- Schwartz RA, Zalewska A, Erdal E, and Onder M.. Cutis Marmorata Telangiectatica Congenita. Medscape Reference. Last updated: 06/29/2015; http://emedicine.medscape.com/article/1086221-overview. Accessed 7/17/2015.
- Patel MS et al.,. Abnormal pericyte recruitment as a Cause for pulmonary hypertension in Adams-Oliver syndrome. American Journal of Medical Genetics. 2004;
- Adams-Oliver syndrome. Genetics Home Reference. 01/2014; http://ghr.nlm.nih.gov/condition/adams-oliver-syndrome. Accessed 7/15/2015.

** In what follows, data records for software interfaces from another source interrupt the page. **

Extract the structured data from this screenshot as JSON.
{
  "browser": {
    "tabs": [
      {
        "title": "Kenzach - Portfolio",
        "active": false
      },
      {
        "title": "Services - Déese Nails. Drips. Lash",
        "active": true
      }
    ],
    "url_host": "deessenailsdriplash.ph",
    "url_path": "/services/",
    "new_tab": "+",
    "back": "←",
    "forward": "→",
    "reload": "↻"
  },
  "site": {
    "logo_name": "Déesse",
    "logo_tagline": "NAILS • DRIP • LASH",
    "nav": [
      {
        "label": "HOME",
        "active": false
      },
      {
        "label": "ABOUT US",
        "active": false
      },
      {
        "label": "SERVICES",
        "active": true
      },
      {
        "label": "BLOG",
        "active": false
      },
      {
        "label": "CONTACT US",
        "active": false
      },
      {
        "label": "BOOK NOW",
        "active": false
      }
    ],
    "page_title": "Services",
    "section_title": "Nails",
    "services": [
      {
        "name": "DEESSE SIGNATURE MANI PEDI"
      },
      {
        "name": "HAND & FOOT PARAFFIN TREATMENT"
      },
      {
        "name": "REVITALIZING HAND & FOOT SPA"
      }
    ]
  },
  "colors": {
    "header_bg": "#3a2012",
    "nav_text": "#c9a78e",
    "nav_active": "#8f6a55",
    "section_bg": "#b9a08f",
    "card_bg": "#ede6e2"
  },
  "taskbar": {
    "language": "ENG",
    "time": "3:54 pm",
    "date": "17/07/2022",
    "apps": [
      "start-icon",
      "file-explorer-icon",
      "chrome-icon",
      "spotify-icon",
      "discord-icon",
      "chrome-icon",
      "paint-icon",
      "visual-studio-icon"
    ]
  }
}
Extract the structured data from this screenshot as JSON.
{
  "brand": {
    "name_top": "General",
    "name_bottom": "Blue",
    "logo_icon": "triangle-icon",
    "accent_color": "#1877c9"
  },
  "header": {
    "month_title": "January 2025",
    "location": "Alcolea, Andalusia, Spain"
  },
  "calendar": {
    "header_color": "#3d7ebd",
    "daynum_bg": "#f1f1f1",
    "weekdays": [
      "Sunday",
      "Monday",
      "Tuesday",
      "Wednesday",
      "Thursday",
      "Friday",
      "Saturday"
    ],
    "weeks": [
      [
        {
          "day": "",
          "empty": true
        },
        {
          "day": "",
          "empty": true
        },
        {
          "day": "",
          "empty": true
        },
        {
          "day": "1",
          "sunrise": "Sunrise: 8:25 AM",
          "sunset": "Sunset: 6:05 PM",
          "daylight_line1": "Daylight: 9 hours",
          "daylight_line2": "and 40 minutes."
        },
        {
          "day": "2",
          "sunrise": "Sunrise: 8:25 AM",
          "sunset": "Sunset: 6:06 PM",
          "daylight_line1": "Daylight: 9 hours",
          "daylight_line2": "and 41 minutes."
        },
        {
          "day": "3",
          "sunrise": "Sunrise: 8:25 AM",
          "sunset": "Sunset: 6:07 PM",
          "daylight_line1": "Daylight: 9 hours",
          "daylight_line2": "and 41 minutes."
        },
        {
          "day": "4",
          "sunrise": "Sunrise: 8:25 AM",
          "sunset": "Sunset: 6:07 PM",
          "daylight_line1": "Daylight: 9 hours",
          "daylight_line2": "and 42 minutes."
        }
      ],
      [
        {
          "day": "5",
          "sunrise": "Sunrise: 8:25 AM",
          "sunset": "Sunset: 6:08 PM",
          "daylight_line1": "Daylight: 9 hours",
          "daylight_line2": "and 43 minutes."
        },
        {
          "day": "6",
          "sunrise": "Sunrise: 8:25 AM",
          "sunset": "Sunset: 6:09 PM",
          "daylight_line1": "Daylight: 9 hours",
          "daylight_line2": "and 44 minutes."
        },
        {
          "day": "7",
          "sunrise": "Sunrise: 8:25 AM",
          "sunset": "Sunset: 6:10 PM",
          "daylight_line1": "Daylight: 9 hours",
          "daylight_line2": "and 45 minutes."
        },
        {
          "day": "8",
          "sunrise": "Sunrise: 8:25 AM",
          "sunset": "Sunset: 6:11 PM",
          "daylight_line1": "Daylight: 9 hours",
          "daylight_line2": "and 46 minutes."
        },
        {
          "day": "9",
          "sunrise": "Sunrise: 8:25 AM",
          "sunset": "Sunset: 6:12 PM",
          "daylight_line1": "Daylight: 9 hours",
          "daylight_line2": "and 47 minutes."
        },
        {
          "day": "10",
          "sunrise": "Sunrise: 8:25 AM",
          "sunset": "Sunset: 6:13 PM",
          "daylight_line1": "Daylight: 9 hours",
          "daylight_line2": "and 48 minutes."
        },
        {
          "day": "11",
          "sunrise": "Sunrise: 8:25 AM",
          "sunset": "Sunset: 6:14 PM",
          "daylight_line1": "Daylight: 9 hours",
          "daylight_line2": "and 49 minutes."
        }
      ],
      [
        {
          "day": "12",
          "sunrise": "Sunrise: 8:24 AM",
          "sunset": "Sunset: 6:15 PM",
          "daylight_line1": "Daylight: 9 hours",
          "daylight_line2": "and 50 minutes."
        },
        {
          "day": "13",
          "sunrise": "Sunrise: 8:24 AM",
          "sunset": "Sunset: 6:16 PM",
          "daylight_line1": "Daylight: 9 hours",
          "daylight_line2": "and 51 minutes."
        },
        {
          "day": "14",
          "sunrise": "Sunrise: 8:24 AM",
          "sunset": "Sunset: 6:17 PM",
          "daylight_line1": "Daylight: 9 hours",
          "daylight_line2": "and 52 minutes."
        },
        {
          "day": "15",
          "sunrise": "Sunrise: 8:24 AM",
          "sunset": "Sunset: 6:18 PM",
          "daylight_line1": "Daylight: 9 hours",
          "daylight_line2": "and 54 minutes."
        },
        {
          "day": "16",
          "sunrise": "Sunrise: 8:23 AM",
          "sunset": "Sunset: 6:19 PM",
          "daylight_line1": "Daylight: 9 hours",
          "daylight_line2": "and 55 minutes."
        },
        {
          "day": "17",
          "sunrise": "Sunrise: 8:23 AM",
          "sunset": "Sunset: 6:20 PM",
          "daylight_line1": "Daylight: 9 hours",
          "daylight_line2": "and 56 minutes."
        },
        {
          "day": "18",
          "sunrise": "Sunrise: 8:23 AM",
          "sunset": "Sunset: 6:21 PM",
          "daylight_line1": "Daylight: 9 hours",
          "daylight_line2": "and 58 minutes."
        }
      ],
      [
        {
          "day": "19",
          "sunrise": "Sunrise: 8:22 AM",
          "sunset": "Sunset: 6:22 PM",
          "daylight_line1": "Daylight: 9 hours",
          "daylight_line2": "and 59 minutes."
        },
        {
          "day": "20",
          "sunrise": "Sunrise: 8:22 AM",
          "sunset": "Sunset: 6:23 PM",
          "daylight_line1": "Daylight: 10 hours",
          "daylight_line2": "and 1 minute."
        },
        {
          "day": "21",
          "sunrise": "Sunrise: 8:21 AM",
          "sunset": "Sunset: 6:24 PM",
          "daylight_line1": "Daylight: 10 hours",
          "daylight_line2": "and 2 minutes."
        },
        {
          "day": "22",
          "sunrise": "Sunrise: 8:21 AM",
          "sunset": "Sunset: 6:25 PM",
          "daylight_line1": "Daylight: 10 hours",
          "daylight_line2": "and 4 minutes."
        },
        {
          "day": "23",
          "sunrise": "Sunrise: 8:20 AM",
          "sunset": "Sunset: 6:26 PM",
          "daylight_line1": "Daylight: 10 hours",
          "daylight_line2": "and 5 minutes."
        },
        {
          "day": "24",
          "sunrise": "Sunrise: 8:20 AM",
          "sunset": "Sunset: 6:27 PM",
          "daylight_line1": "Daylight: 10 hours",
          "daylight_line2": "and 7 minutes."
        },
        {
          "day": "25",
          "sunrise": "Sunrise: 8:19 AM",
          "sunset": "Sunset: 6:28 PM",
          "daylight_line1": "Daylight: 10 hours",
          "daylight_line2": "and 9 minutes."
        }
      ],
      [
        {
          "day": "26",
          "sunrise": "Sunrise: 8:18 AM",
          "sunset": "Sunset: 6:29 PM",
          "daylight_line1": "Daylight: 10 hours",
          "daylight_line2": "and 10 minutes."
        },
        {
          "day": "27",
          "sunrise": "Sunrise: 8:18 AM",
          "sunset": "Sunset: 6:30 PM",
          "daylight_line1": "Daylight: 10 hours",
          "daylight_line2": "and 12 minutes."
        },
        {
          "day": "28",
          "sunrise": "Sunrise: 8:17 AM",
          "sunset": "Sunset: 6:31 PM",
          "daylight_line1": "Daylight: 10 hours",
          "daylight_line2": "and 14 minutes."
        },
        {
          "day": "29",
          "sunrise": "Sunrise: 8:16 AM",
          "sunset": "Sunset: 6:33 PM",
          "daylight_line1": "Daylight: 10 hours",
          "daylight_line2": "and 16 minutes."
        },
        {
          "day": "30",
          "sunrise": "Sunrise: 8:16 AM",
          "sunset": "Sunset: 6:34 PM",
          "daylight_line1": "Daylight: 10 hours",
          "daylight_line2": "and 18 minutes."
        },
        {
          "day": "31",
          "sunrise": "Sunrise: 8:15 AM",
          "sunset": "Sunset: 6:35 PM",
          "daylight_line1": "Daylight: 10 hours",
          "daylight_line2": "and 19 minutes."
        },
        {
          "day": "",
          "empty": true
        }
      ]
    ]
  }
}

- Stittrich AB, Lehman A, Bodian DL et al. Mutations in NOTCH1 cause Adams-Oliver syndrome. Am J Hum Genet. 2014 Sep; 95(3):275-84. http://www.ncbi.nlm.nih.gov/pmc/articles/PMC4157158/. Accessed 7/17/2015.